**TASK TO CARRY OUT**
Output the records exactly. Include every line.

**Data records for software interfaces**
::::::::::

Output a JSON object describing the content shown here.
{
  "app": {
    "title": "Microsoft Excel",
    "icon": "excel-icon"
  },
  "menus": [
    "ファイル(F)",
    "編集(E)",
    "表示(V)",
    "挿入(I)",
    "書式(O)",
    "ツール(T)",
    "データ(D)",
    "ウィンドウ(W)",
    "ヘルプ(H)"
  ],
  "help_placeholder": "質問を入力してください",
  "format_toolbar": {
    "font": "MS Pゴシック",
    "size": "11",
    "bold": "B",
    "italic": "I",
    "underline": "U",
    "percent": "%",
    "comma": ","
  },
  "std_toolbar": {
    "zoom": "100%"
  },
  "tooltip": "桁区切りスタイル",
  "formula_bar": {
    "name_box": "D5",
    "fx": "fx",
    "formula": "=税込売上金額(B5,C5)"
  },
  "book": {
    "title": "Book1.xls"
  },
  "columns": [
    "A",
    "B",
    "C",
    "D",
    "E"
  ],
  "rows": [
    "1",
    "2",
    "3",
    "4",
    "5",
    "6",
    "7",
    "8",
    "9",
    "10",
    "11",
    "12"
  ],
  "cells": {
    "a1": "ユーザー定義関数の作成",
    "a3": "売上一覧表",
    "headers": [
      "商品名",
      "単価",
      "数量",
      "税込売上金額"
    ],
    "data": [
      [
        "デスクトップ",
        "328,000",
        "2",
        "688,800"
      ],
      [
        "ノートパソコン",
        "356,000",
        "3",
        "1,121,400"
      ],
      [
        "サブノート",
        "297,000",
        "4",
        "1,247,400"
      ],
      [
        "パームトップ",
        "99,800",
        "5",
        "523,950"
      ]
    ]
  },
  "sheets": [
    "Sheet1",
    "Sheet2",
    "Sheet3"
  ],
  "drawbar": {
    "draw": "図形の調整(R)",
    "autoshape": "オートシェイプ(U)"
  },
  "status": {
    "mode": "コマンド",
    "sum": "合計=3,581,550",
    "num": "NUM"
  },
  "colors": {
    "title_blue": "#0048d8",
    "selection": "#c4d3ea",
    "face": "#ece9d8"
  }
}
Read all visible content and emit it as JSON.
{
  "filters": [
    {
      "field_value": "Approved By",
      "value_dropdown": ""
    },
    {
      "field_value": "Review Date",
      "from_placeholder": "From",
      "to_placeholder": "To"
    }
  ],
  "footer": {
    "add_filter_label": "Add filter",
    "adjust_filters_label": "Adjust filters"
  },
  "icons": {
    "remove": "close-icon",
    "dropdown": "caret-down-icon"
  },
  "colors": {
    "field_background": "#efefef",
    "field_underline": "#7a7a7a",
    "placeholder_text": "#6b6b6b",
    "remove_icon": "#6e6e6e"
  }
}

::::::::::

**SOLUTION TO THIS PROBLEM**
Output a JSON object describing the content shown here.
{
  "app": {
    "title": "Microsoft Excel",
    "icon": "excel-icon"
  },
  "menus": [
    "ファイル(F)",
    "編集(E)",
    "表示(V)",
    "挿入(I)",
    "書式(O)",
    "ツール(T)",
    "データ(D)",
    "ウィンドウ(W)",
    "ヘルプ(H)"
  ],
  "help_placeholder": "質問を入力してください",
  "format_toolbar": {
    "font": "MS Pゴシック",
    "size": "11",
    "bold": "B",
    "italic": "I",
    "underline": "U",
    "percent": "%",
    "comma": ","
  },
  "std_toolbar": {
    "zoom": "100%"
  },
  "tooltip": "桁区切りスタイル",
  "formula_bar": {
    "name_box": "D5",
    "fx": "fx",
    "formula": "=税込売上金額(B5,C5)"
  },
  "book": {
    "title": "Book1.xls"
  },
  "columns": [
    "A",
    "B",
    "C",
    "D",
    "E"
  ],
  "rows": [
    "1",
    "2",
    "3",
    "4",
    "5",
    "6",
    "7",
    "8",
    "9",
    "10",
    "11",
    "12"
  ],
  "cells": {
    "a1": "ユーザー定義関数の作成",
    "a3": "売上一覧表",
    "headers": [
      "商品名",
      "単価",
      "数量",
      "税込売上金額"
    ],
    "data": [
      [
        "デスクトップ",
        "328,000",
        "2",
        "688,800"
      ],
      [
        "ノートパソコン",
        "356,000",
        "3",
        "1,121,400"
      ],
      [
        "サブノート",
        "297,000",
        "4",
        "1,247,400"
      ],
      [
        "パームトップ",
        "99,800",
        "5",
        "523,950"
      ]
    ]
  },
  "sheets": [
    "Sheet1",
    "Sheet2",
    "Sheet3"
  ],
  "drawbar": {
    "draw": "図形の調整(R)",
    "autoshape": "オートシェイプ(U)"
  },
  "status": {
    "mode": "コマンド",
    "sum": "合計=3,581,550",
    "num": "NUM"
  },
  "colors": {
    "title_blue": "#0048d8",
    "selection": "#c4d3ea",
    "face": "#ece9d8"
  }
}
Read all visible content and emit it as JSON.
{
  "filters": [
    {
      "field_value": "Approved By",
      "value_dropdown": ""
    },
    {
      "field_value": "Review Date",
      "from_placeholder": "From",
      "to_placeholder": "To"
    }
  ],
  "footer": {
    "add_filter_label": "Add filter",
    "adjust_filters_label": "Adjust filters"
  },
  "icons": {
    "remove": "close-icon",
    "dropdown": "caret-down-icon"
  },
  "colors": {
    "field_background": "#efefef",
    "field_underline": "#7a7a7a",
    "placeholder_text": "#6b6b6b",
    "remove_icon": "#6e6e6e"
  }
}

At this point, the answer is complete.